--- START ---

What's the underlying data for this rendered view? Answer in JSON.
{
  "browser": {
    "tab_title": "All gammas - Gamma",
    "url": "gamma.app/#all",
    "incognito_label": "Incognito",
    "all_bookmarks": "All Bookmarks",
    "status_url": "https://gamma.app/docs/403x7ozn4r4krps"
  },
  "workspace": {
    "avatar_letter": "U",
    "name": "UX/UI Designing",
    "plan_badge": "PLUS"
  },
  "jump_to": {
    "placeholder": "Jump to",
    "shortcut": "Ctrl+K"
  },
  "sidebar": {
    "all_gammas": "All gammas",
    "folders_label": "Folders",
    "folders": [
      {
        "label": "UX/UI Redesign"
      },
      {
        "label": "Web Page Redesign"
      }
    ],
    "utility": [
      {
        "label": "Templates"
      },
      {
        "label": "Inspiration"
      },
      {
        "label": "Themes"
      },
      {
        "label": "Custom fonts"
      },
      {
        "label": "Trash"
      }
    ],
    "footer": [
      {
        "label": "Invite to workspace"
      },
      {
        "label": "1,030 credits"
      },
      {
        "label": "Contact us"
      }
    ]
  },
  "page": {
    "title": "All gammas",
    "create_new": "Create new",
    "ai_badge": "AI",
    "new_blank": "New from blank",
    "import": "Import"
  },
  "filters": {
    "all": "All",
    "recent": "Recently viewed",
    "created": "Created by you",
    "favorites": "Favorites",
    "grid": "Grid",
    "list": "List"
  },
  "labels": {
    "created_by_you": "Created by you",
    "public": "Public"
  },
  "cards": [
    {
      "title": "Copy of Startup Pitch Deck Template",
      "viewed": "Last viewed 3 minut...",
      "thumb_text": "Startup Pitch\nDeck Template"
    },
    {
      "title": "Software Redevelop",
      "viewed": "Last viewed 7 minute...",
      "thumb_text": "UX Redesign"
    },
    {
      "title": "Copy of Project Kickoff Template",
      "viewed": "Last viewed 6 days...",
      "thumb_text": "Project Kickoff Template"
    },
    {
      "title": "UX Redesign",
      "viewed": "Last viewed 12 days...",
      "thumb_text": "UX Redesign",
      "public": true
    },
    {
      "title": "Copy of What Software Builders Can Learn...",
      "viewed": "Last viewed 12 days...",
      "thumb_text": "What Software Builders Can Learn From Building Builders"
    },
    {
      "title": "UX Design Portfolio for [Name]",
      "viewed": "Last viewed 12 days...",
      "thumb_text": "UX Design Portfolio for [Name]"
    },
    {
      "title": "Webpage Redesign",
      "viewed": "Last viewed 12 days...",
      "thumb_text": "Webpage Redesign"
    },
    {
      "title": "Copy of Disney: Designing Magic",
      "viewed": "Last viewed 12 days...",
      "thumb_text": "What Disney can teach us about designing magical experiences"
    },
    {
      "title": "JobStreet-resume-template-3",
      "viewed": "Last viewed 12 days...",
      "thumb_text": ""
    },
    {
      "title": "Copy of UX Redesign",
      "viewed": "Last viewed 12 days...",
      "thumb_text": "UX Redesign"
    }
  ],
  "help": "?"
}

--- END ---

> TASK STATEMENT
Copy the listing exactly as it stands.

> RESPONSE TO THIS TASK
What's the underlying data for this rendered view? Answer in JSON.
{
  "browser": {
    "tab_title": "All gammas - Gamma",
    "url": "gamma.app/#all",
    "incognito_label": "Incognito",
    "all_bookmarks": "All Bookmarks",
    "status_url": "https://gamma.app/docs/403x7ozn4r4krps"
  },
  "workspace": {
    "avatar_letter": "U",
    "name": "UX/UI Designing",
    "plan_badge": "PLUS"
  },
  "jump_to": {
    "placeholder": "Jump to",
    "shortcut": "Ctrl+K"
  },
  "sidebar": {
    "all_gammas": "All gammas",
    "folders_label": "Folders",
    "folders": [
      {
        "label": "UX/UI Redesign"
      },
      {
        "label": "Web Page Redesign"
      }
    ],
    "utility": [
      {
        "label": "Templates"
      },
      {
        "label": "Inspiration"
      },
      {
        "label": "Themes"
      },
      {
        "label": "Custom fonts"
      },
      {
        "label": "Trash"
      }
    ],
    "footer": [
      {
        "label": "Invite to workspace"
      },
      {
        "label": "1,030 credits"
      },
      {
        "label": "Contact us"
      }
    ]
  },
  "page": {
    "title": "All gammas",
    "create_new": "Create new",
    "ai_badge": "AI",
    "new_blank": "New from blank",
    "import": "Import"
  },
  "filters": {
    "all": "All",
    "recent": "Recently viewed",
    "created": "Created by you",
    "favorites": "Favorites",
    "grid": "Grid",
    "list": "List"
  },
  "labels": {
    "created_by_you": "Created by you",
    "public": "Public"
  },
  "cards": [
    {
      "title": "Copy of Startup Pitch Deck Template",
      "viewed": "Last viewed 3 minut...",
      "thumb_text": "Startup Pitch\nDeck Template"
    },
    {
      "title": "Software Redevelop",
      "viewed": "Last viewed 7 minute...",
      "thumb_text": "UX Redesign"
    },
    {
      "title": "Copy of Project Kickoff Template",
      "viewed": "Last viewed 6 days...",
      "thumb_text": "Project Kickoff Template"
    },
    {
      "title": "UX Redesign",
      "viewed": "Last viewed 12 days...",
      "thumb_text": "UX Redesign",
      "public": true
    },
    {
      "title": "Copy of What Software Builders Can Learn...",
      "viewed": "Last viewed 12 days...",
      "thumb_text": "What Software Builders Can Learn From Building Builders"
    },
    {
      "title": "UX Design Portfolio for [Name]",
      "viewed": "Last viewed 12 days...",
      "thumb_text": "UX Design Portfolio for [Name]"
    },
    {
      "title": "Webpage Redesign",
      "viewed": "Last viewed 12 days...",
      "thumb_text": "Webpage Redesign"
    },
    {
      "title": "Copy of Disney: Designing Magic",
      "viewed": "Last viewed 12 days...",
      "thumb_text": "What Disney can teach us about designing magical experiences"
    },
    {
      "title": "JobStreet-resume-template-3",
      "viewed": "Last viewed 12 days...",
      "thumb_text": ""
    },
    {
      "title": "Copy of UX Redesign",
      "viewed": "Last viewed 12 days...",
      "thumb_text": "UX Redesign"
    }
  ],
  "help": "?"
}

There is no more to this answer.